=== Extracted records ===
━━━━━━━━━━

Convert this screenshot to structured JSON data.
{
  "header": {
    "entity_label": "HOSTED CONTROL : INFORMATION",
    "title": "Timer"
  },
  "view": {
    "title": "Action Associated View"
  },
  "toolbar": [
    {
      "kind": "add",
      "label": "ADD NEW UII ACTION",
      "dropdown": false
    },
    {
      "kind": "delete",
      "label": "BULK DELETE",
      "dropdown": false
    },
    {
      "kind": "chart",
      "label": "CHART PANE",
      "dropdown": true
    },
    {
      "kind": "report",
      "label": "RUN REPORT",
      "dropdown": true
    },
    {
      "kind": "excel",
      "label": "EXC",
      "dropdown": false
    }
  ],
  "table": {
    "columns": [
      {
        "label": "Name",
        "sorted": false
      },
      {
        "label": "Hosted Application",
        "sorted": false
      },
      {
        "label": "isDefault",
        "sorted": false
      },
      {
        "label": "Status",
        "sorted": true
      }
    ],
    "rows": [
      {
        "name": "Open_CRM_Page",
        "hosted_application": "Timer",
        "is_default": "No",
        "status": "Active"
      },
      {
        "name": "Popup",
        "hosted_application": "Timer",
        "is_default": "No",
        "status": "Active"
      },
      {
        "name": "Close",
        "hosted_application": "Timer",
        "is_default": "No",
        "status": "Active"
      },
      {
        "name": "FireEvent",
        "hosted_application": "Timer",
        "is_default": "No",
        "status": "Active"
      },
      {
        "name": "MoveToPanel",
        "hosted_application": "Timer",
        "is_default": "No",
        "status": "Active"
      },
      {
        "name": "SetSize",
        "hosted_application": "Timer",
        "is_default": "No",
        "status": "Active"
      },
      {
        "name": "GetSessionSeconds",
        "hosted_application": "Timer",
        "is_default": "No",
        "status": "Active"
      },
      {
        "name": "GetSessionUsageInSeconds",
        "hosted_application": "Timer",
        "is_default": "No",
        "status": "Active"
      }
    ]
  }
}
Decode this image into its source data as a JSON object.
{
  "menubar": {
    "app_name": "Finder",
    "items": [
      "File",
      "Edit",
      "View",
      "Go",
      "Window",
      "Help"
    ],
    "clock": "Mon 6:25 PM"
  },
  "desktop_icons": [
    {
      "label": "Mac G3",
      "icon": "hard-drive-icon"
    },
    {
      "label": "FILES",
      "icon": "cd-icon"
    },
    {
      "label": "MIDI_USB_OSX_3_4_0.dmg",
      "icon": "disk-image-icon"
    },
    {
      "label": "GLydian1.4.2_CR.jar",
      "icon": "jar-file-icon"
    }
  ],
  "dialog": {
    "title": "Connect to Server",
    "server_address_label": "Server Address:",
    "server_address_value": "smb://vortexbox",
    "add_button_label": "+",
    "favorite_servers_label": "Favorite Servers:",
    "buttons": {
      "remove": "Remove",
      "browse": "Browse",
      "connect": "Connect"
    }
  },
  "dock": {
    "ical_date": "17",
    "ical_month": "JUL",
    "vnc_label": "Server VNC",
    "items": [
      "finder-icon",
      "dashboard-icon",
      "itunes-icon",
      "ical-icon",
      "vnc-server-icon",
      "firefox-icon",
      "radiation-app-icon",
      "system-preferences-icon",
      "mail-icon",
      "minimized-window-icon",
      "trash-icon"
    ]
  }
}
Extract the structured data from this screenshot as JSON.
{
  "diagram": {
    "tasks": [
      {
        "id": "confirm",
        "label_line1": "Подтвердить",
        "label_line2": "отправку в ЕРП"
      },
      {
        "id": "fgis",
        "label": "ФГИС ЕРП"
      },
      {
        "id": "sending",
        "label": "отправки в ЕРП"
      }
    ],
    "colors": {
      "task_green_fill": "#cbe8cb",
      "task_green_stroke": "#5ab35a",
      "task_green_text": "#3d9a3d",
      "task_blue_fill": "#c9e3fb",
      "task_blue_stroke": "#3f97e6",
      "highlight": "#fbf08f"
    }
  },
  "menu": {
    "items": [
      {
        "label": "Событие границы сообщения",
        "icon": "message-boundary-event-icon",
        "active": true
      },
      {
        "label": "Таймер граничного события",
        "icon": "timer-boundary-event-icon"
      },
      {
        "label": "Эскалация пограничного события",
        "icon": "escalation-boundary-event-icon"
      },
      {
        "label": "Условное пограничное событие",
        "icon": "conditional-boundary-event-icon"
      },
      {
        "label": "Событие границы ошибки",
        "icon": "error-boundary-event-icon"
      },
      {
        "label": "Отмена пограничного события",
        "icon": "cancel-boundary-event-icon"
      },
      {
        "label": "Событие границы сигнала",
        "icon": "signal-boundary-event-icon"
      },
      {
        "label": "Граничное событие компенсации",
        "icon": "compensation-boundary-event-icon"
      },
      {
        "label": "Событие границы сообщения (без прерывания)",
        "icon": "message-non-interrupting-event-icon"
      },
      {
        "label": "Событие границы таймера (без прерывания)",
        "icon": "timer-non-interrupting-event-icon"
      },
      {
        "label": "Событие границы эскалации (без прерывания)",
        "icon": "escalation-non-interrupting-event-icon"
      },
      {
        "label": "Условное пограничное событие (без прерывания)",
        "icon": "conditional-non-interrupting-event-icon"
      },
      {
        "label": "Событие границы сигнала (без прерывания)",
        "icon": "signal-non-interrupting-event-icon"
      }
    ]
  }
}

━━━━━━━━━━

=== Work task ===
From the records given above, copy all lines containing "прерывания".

=== Written answer ===
        "label": "Событие границы сообщения (без прерывания)",
        "label": "Событие границы таймера (без прерывания)",
        "label": "Событие границы эскалации (без прерывания)",
        "label": "Условное пограничное событие (без прерывания)",
        "label": "Событие границы сигнала (без прерывания)",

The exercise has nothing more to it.